START AVAILABLE DATA

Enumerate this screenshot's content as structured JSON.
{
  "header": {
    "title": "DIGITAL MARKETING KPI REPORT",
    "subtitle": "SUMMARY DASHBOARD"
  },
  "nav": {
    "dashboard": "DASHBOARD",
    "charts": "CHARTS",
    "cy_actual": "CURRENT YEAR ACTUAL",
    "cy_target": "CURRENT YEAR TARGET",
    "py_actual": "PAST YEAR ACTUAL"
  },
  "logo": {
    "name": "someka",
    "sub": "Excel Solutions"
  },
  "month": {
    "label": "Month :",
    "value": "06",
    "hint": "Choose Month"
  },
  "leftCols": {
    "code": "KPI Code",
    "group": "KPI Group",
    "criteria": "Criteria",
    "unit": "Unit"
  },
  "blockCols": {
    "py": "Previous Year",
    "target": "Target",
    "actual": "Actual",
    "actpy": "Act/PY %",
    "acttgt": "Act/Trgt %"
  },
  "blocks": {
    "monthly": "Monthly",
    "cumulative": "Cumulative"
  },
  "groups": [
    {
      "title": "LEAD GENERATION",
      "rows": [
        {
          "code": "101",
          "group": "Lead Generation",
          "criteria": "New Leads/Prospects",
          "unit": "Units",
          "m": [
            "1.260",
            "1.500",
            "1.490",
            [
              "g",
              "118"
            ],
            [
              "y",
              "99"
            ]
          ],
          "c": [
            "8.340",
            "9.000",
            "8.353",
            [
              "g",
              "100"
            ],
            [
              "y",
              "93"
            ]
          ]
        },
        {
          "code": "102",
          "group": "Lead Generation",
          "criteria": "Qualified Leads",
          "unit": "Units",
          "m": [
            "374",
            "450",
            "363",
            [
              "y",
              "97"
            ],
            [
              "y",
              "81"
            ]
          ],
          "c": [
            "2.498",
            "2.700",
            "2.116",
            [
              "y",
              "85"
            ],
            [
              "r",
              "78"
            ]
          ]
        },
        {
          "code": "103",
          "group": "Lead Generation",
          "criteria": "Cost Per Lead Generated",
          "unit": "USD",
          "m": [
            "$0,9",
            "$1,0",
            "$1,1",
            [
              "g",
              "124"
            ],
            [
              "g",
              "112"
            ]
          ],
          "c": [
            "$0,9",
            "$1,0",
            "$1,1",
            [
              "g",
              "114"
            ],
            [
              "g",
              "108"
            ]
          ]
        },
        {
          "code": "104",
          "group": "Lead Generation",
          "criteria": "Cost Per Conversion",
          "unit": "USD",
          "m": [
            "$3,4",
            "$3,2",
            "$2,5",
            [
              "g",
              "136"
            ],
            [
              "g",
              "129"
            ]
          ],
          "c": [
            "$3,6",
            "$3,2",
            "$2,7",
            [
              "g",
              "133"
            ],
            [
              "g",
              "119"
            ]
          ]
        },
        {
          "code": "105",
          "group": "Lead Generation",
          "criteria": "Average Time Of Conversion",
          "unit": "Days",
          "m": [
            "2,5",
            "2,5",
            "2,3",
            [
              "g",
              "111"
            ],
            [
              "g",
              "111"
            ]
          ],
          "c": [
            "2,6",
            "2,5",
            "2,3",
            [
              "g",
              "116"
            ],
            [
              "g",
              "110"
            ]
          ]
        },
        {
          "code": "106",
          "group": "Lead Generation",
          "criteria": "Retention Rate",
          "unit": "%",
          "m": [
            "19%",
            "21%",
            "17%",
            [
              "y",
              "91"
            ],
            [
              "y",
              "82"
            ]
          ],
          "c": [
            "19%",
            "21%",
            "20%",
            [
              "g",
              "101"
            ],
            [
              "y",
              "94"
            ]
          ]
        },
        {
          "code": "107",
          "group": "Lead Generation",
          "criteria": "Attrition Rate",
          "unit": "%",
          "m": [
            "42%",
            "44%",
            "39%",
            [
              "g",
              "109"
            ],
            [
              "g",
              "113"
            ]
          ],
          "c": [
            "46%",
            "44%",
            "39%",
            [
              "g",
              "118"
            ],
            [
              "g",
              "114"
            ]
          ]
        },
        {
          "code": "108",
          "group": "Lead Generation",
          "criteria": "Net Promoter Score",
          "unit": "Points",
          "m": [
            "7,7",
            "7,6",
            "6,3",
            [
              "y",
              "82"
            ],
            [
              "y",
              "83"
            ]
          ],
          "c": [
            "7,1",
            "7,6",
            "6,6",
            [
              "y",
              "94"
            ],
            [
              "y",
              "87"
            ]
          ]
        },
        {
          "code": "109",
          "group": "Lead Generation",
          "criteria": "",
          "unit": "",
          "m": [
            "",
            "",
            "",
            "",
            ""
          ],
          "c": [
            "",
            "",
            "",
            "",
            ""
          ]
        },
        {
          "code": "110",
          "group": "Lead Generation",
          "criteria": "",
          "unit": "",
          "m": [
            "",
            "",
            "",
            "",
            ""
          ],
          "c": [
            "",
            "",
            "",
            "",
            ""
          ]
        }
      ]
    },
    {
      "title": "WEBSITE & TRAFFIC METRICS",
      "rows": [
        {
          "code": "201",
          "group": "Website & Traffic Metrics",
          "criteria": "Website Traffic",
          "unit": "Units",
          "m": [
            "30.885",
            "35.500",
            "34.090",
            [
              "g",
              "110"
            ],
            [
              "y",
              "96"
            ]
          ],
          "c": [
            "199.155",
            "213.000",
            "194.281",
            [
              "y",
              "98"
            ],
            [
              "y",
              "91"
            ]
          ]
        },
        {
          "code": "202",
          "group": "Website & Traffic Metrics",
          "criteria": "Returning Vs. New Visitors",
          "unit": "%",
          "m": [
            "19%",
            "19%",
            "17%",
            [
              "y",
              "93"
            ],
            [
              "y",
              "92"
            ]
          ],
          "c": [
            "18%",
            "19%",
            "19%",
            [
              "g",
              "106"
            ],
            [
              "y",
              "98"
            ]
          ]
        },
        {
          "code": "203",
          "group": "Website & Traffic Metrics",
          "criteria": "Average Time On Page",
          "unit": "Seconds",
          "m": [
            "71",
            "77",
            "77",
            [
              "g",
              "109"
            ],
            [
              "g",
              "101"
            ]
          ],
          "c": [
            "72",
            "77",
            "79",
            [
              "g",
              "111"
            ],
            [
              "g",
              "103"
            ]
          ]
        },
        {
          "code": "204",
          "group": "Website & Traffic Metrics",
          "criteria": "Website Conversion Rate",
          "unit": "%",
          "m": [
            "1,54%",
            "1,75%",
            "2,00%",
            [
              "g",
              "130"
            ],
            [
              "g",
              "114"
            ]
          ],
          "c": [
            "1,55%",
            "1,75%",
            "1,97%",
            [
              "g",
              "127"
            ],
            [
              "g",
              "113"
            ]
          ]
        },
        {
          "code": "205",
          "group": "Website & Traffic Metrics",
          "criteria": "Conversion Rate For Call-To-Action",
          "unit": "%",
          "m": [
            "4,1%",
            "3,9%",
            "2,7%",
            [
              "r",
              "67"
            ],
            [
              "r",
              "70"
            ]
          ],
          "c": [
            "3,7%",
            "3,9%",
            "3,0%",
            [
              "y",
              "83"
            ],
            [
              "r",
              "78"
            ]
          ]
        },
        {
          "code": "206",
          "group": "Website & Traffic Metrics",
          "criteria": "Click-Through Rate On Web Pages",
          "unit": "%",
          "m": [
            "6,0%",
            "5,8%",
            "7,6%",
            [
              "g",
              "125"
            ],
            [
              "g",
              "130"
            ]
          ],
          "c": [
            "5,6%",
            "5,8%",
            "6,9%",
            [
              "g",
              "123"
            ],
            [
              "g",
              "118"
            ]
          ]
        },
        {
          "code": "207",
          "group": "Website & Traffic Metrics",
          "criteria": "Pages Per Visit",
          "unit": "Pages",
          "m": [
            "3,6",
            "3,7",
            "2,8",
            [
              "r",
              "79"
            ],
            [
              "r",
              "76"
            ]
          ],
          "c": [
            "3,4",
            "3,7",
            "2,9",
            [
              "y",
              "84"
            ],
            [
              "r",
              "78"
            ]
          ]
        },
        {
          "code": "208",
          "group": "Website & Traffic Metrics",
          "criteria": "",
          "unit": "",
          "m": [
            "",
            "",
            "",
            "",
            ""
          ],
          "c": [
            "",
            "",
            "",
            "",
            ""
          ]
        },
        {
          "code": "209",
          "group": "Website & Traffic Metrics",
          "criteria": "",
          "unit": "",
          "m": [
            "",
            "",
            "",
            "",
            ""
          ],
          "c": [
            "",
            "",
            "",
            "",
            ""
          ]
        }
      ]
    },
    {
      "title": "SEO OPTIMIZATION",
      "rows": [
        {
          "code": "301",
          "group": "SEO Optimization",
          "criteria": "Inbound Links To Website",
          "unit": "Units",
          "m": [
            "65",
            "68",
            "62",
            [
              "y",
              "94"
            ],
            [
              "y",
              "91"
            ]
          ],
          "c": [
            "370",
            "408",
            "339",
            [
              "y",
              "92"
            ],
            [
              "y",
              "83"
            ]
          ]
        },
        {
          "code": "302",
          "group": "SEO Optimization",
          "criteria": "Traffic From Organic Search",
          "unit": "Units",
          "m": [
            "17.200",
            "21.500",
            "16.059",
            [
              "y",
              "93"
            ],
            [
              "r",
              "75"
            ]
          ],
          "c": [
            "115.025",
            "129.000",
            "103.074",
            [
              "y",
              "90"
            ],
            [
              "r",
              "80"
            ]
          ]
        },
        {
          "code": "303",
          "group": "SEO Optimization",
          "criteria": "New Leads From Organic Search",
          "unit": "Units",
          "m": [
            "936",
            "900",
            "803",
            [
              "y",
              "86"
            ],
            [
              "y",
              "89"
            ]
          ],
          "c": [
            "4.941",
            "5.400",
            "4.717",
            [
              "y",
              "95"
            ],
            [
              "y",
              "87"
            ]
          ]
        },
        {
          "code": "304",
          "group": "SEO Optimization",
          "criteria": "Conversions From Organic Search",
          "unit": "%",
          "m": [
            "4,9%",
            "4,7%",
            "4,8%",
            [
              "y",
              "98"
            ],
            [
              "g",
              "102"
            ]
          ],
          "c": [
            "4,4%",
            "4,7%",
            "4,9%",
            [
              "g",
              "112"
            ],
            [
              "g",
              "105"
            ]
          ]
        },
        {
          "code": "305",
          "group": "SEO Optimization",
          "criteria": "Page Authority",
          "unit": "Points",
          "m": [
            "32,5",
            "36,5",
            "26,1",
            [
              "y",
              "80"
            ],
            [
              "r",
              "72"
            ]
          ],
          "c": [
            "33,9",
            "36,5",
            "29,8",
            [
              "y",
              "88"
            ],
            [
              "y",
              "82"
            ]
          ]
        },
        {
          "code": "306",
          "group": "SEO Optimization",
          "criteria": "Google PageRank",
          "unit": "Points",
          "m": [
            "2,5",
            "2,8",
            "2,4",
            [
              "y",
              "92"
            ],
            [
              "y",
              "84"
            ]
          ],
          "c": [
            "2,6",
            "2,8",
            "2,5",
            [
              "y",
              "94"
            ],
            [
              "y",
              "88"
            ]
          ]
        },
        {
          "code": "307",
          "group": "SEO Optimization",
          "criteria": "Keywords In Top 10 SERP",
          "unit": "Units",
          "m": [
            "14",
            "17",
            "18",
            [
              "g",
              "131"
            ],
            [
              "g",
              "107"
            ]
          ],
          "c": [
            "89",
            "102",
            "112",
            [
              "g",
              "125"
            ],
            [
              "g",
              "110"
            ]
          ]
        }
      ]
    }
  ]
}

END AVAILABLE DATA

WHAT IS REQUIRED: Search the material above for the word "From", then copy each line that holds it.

TASK SOLUTION:
          "criteria": "Traffic From Organic Search",
          "criteria": "New Leads From Organic Search",
          "criteria": "Conversions From Organic Search",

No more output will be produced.